In Fact or Fiction I recommend a fiction and nonfiction book on the same topic. This month you can choose a richly-detailed historical novel, a compelling history or both! Either way you’ll learn about a deadly blizzard that killed or maimed hundreds, including dozens of schoolchildren.
Bestselling author Melanie Benjamin revisits a terrifying blizzard that killed or maimed dozens of schoolchildren in her latest historical novel The Children’s Blizzard. Sisters Raina and Gerda both teach school in one-room schoolhouses on the Great Plains. Both young women are preoccupied with man troubles. Teenage Raina has been propositioned by the husband where she boards and Gerda is anxious for her beau to commit.

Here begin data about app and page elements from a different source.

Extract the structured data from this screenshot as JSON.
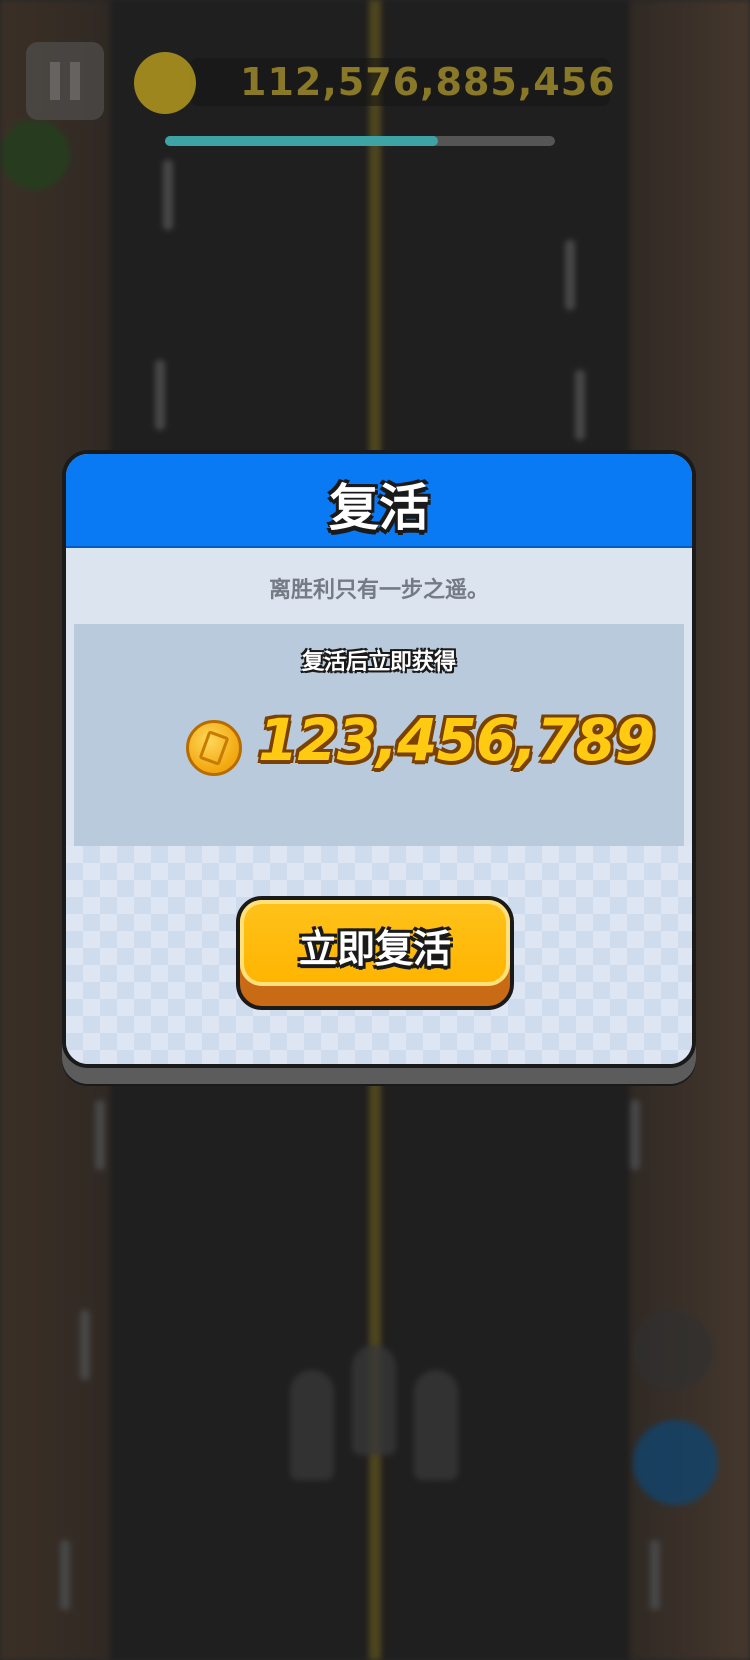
{
  "hud": {
    "score": "112,576,885,456",
    "progress": 0.7
  },
  "dialog": {
    "title": "复活",
    "subtitle": "离胜利只有一步之遥。",
    "reward_label": "复活后立即获得",
    "reward_amount": "123,456,789",
    "revive_button_label": "立即复活"
  },
  "colors": {
    "header_blue": "#0a7af4",
    "button_yellow": "#ffb400",
    "coin_gold": "#ffca12"
  }
}
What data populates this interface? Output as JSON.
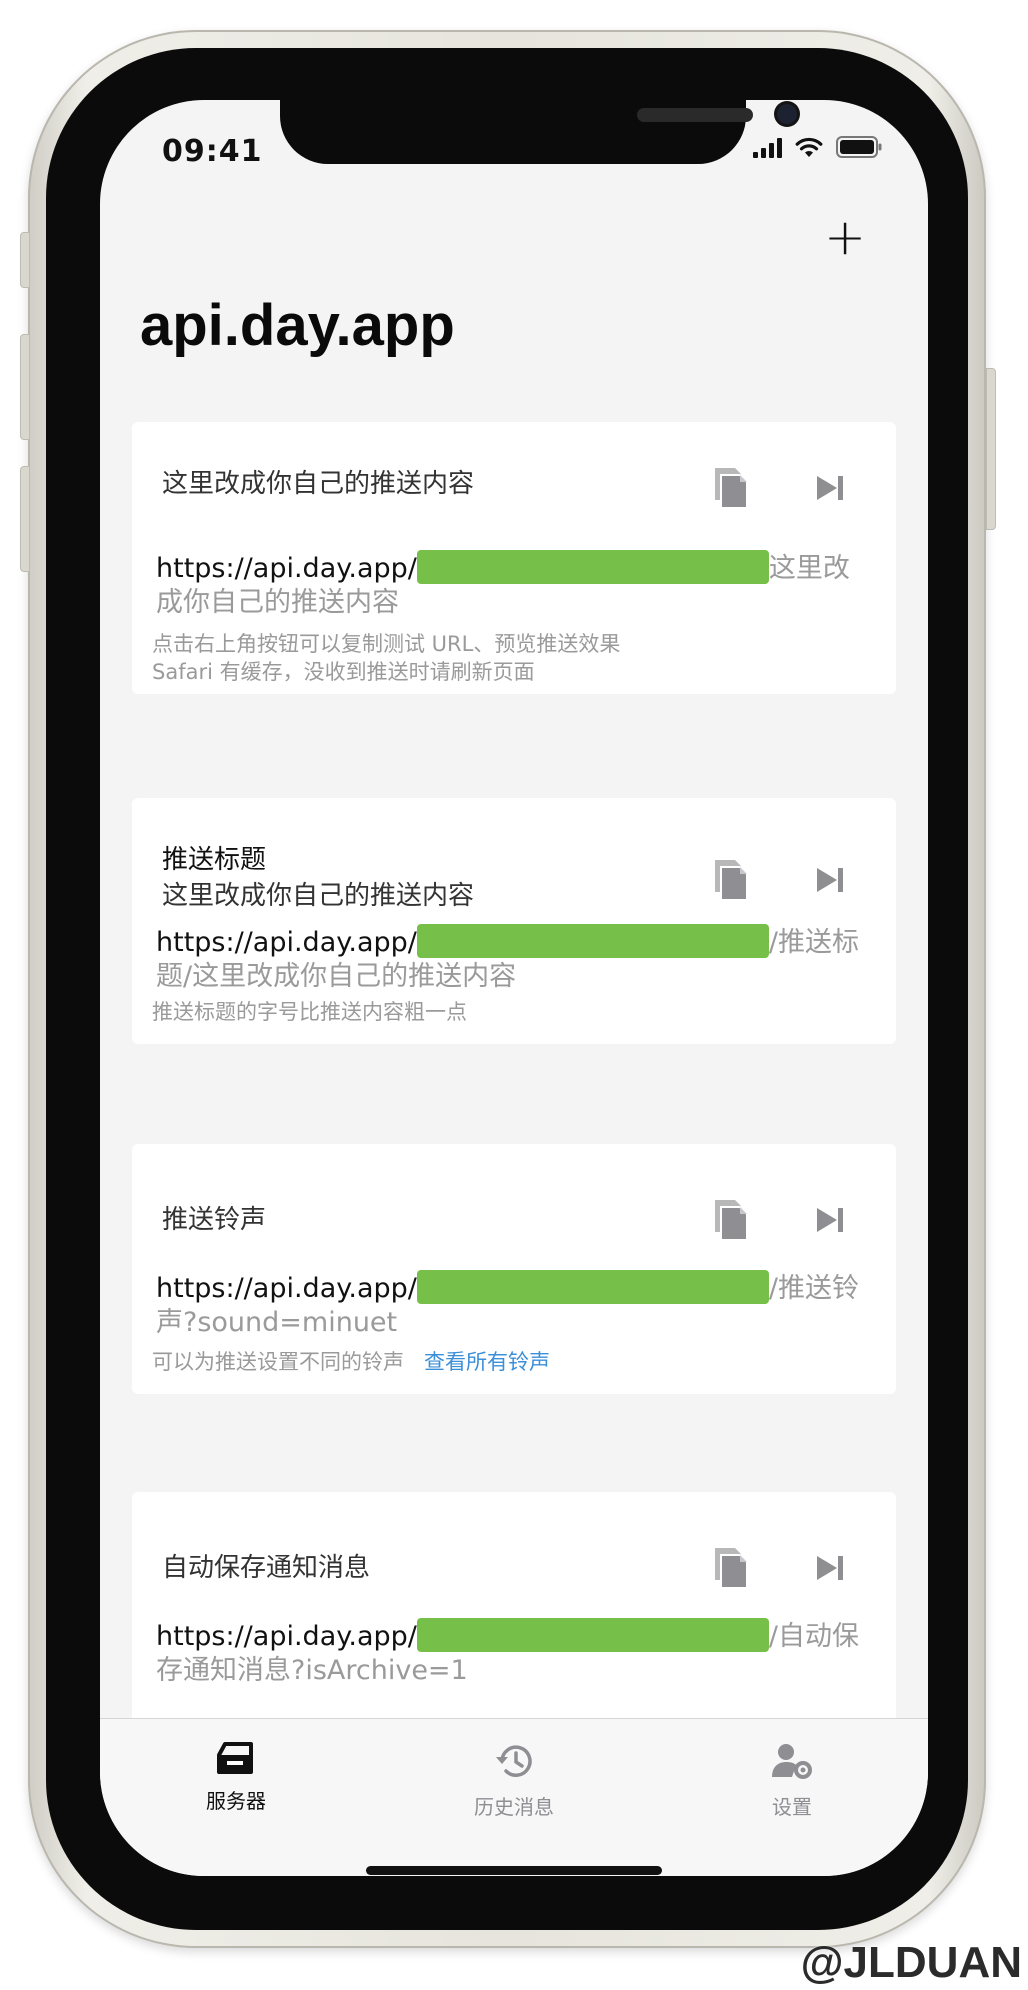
{
  "status_bar": {
    "time": "09:41"
  },
  "header": {
    "add_label": "+",
    "title": "api.day.app"
  },
  "cards": [
    {
      "message_lines": [
        "这里改成你自己的推送内容"
      ],
      "url_base": "https://api.day.app/",
      "url_suffix": "这里改成你自己的推送内容",
      "notes": [
        "点击右上角按钮可以复制测试 URL、预览推送效果",
        "Safari 有缓存，没收到推送时请刷新页面"
      ]
    },
    {
      "message_lines": [
        "推送标题",
        "这里改成你自己的推送内容"
      ],
      "url_base": "https://api.day.app/",
      "url_suffix": "/推送标题/这里改成你自己的推送内容",
      "notes": [
        "推送标题的字号比推送内容粗一点"
      ]
    },
    {
      "message_lines": [
        "推送铃声"
      ],
      "url_base": "https://api.day.app/",
      "url_suffix": "/推送铃声?sound=minuet",
      "notes": [
        "可以为推送设置不同的铃声"
      ],
      "link_label": "查看所有铃声"
    },
    {
      "message_lines": [
        "自动保存通知消息"
      ],
      "url_base": "https://api.day.app/",
      "url_suffix": "/自动保存通知消息?isArchive=1"
    }
  ],
  "tabbar": {
    "tabs": [
      {
        "label": "服务器",
        "icon": "server-icon",
        "active": true
      },
      {
        "label": "历史消息",
        "icon": "history-icon",
        "active": false
      },
      {
        "label": "设置",
        "icon": "settings-icon",
        "active": false
      }
    ]
  },
  "watermark": "@JLDUAN",
  "colors": {
    "redaction": "#76bf48",
    "link": "#3b8fd8",
    "icon_gray": "#8e8e93"
  }
}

When a sudden early afternoon blizzard shrieks through the plains, each sister must decide whether to let her students stay in the school or go home. Blinding snow and dangerously plummeting temperatures make either option treacherous. The decisions each young woman makes will have consequences for the rest of her life.

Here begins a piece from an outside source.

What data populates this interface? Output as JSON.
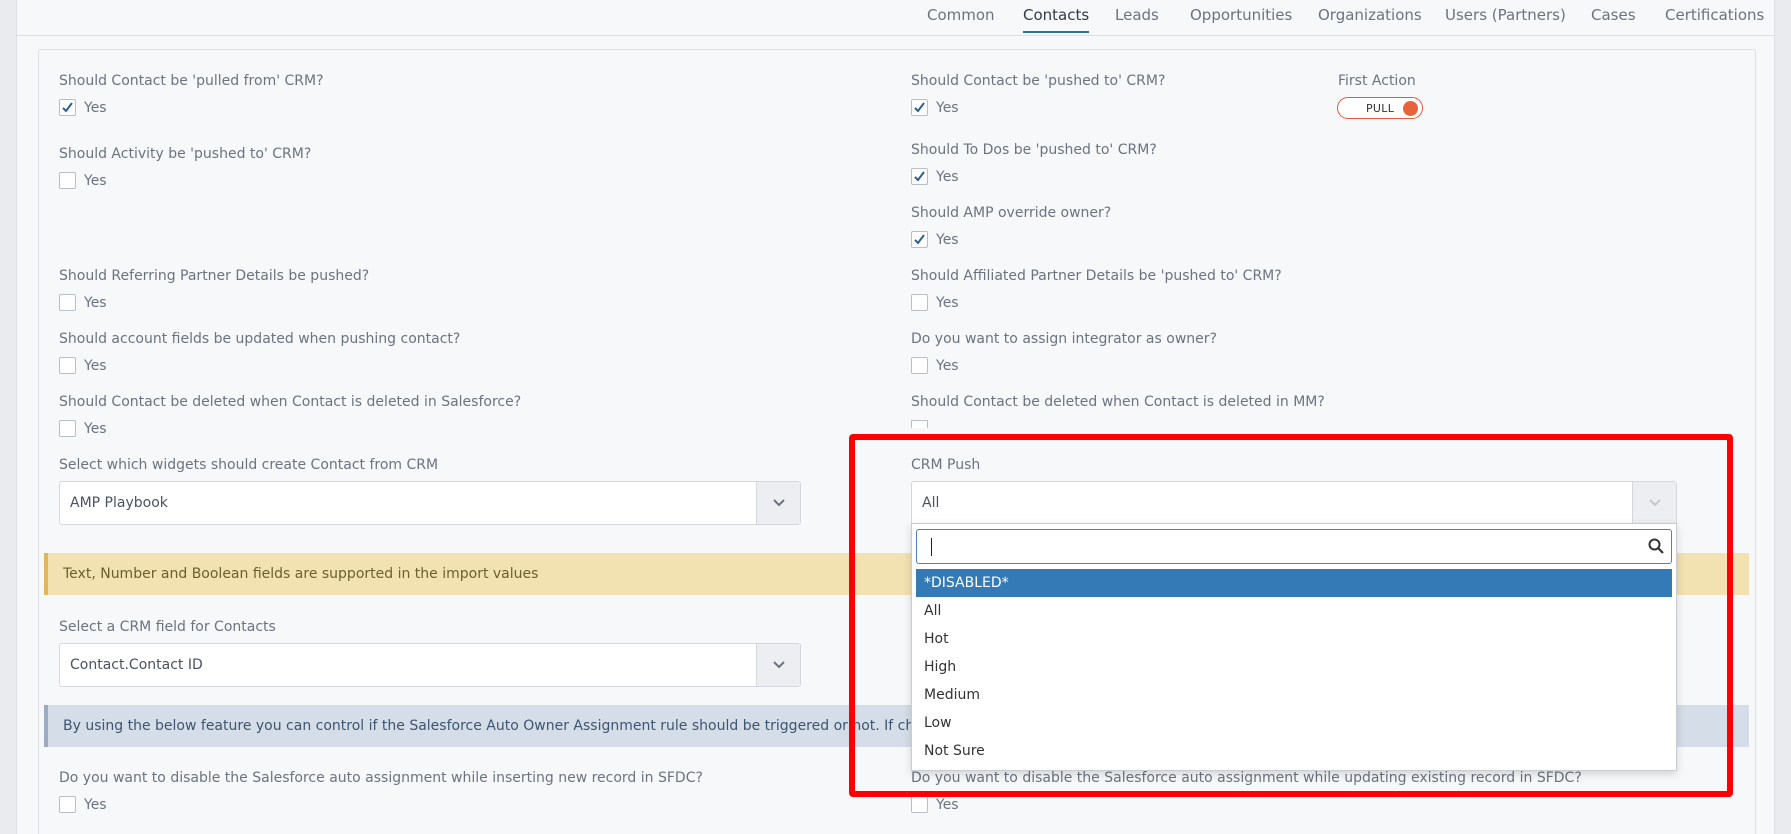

Using the real-life Schoolchildren’s Blizzard of 1888 as her inspiration, Benjamin’s novel is rich in detail about the deadly blizzard and offers a sympathetic portrait of the immigrant homesteaders duped into coming to the Great Plains.
Young Jonathan Kaufmann would always remember his mother’s peals of hysterical laughter when the three blocks of ice were placed near the stove to thaw. The blocks of ice encased his dead brothers who froze after wandering lost for hours in blinding snow and frigid temperatures.

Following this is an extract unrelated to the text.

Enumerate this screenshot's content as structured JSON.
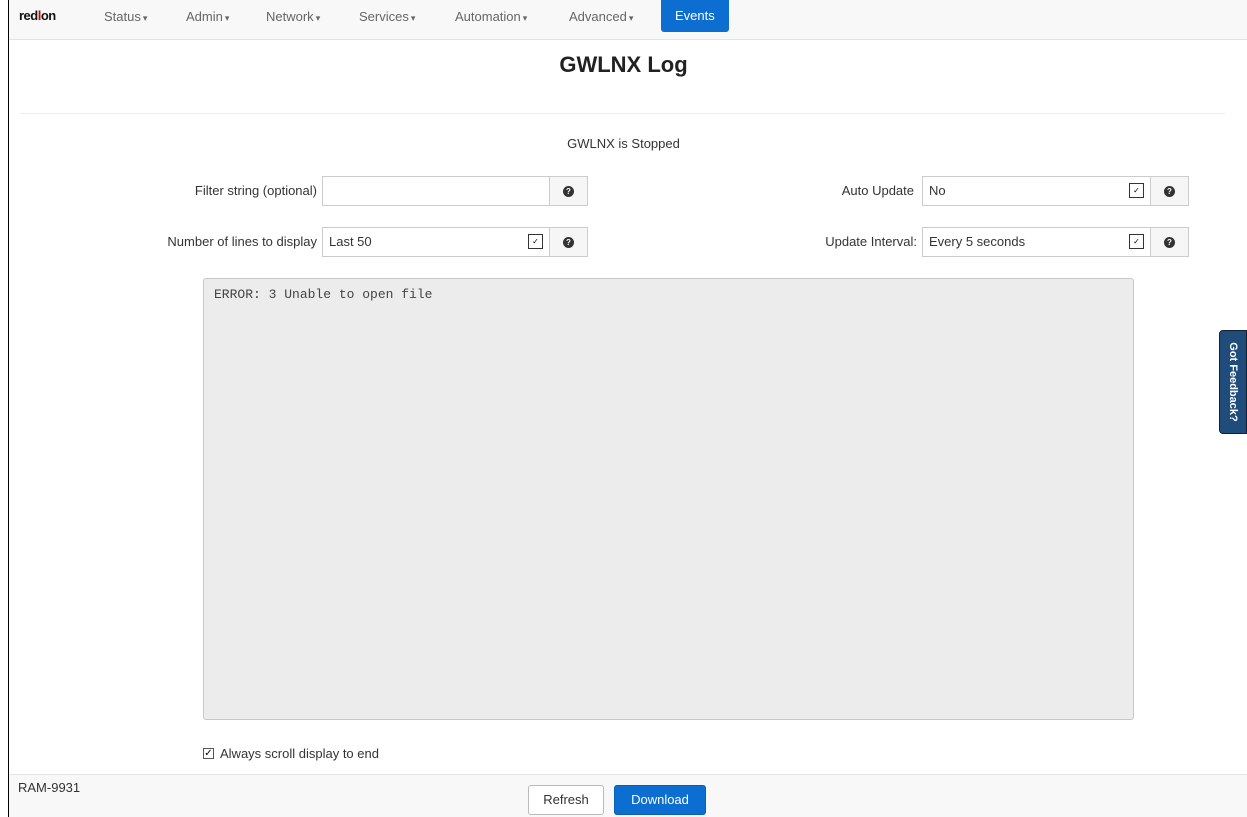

Laskin’s book vividly describes the tragedy of the Kaufmann family who lost three sons during the terrible blizzard of Jan 13, 1888. This was just one of the many tragedies that affected families throughout Nebraska and the Dakotas.
With little warning from the still fledgling weather service, men went to work in their fields and children went to school the morning of Jan 13. They never dreamed the weather that for once was milder than usual would turn so quickly and violently deadly.
Everyone had to make snap decisions that day. Should the schoolchildren stay in the poorly heated schoolhouses or should teachers send them home? Should wives look for the husbands in the fields or stay inside with their young children? The wrong choice could mean death.
Stories of heroism and heartbreak make The Children’s Blizzard an unforgettable account of an unforgettable blizzard.